As with anything worth doing, running a netlabel takes time. To do justice to the musicians who give us their music to promote, we cannot accept having to take shortcuts. We do not live the same lives as we did. We started as students with endless hours to post music around the web and seek out new sounds. But personal and professional lives have evolved, and we no longer have the time to give the label and its music the effort it deserves.
We are pleased that we leave the netlabel community as healthy as we found it, with new labels starting every day. We are proud of our contribution to the scene and our library will remain online indefinitely. It’s the end of an era for us, but we hope that many more people enjoy the music we have released.

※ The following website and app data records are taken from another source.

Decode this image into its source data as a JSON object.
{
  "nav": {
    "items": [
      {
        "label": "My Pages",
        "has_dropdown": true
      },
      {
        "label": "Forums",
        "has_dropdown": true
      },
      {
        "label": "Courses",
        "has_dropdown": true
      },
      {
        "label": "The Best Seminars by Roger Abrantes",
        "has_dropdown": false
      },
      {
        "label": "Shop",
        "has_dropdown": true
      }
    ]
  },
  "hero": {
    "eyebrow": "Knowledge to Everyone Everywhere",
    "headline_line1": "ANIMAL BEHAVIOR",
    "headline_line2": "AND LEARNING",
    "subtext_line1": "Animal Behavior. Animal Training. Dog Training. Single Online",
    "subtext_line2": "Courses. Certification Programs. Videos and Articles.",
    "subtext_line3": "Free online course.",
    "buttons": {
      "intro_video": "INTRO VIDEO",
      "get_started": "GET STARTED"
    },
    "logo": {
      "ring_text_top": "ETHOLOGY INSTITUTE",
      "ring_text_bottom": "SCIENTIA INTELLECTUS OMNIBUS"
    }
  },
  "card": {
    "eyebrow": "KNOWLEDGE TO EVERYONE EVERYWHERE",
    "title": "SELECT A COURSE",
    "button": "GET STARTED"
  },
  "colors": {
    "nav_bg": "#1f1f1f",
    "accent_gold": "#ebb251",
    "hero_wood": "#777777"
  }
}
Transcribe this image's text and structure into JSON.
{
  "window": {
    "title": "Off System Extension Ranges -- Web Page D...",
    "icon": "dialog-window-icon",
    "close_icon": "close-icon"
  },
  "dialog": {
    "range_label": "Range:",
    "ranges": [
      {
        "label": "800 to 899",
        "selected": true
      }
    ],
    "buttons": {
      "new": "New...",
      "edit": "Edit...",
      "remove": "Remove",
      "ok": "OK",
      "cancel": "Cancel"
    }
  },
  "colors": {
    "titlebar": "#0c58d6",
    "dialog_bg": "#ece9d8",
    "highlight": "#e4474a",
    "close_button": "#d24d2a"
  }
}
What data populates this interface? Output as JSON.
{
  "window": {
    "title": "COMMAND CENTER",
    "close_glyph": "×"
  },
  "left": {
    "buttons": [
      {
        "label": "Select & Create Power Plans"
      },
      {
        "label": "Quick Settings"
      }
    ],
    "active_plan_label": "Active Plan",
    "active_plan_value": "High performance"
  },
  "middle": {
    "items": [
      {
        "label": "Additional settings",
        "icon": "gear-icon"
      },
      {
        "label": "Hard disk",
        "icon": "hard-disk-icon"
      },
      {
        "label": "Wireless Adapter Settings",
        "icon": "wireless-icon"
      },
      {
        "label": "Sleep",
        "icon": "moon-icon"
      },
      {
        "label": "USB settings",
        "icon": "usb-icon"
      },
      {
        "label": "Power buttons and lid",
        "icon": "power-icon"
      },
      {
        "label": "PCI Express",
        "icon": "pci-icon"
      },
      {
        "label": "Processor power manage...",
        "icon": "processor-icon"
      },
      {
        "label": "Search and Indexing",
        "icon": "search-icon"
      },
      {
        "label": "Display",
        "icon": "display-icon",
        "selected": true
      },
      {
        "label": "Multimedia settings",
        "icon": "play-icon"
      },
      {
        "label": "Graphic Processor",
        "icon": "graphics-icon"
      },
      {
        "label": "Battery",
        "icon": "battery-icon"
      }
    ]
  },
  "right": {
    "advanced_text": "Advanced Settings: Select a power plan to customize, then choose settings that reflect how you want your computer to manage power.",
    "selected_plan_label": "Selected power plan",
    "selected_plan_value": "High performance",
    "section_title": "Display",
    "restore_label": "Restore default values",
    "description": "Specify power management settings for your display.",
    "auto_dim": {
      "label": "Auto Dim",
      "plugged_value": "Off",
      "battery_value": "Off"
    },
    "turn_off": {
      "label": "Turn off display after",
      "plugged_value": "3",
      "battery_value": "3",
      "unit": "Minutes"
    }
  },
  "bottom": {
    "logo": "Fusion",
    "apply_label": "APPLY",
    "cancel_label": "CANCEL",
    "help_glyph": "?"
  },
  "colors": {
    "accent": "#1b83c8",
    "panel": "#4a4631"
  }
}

Find out about our mix by clicking the "Read More" link below, or download/stream it here.
cheyenne_h on 08/25/2016 at 05:27PM
TAGGED AS:people like us
cheyenne_h on 08/24/2016 at 05:12PM
WFMU and the Free Music Archive are proud to bring you a fresh episode of Radio Free Culture, a podcast exploring issues at the intersection of digital culture and the arts.
In this episode, Erik Schoster, a Software Developer for the FMA, was joined by Marc Weidenbaum, the creator of the online publication Disquiet which covers independent ambient and electronic music. He also organizes the Disquiet Junto, which challenges artists to create new music each week within specified, challenge-specific parameters.
The theme song on this podcast is "The Spidrman's (nanoloop)" by UncleBibby, (CC BY). Other music on this week's episode include:
cheyenne_h on 08/03/2016 at 11:32AM
The Free Music Archive is a digital repository for music that wants to be shared, with more than 100,000 free and legal tracks to stream and download! Want to help us out? Here’s a list of ways you can help the Free Music Archive stay free, fun, and fabulous:
1. Make an FMA account… and use it
If you have an email address, you can make a free FMA user account, which has a variety of added benefits, including the ability to ‘favorite’ songs and artists, make mixes, write blog entries, leave comments, enter a song challenge, and much more! When you sign up, you can also sign up for our newsletter, which comes out once a month. If you "Favorite" songs, leave comments, blog, etc with your FMA user account, it helps us know what people are listening to and liking!
2. Make a mix of 8-20 songs on FMA using our playlist tool and share the link with us
You can make a playlist from any songs on the FMA that you want if you’re logged in to your member account. You can name it whatever you like, give it a theme, add an image (290x220 px – and don’t forget to credit the artist), write a little blurb about it, and share it on your page. Once you have it ready to roll, send us a link. It can be seasonal, freeform, genre-specific, use/license specific, or whatever you please!
3. Rant and/or rave
Want to let others know that there’s a gem hiding in plain sight? We want others to know where to go to get the good stuff: write a blog entry about the album you’re really feelin’ or you can use our “Write A Review” function. Predictably, blog entries will live on your FMA blog, whereas reviews live alongside the album you reviewed. Also, commenting on artists’ pages to let them know you're a fan is a great way to connect with them and show your gratitude to artists who are generously sharing their sounds with the world. Some artists also have a "Tip The Artist" button you can use to send them donations directly!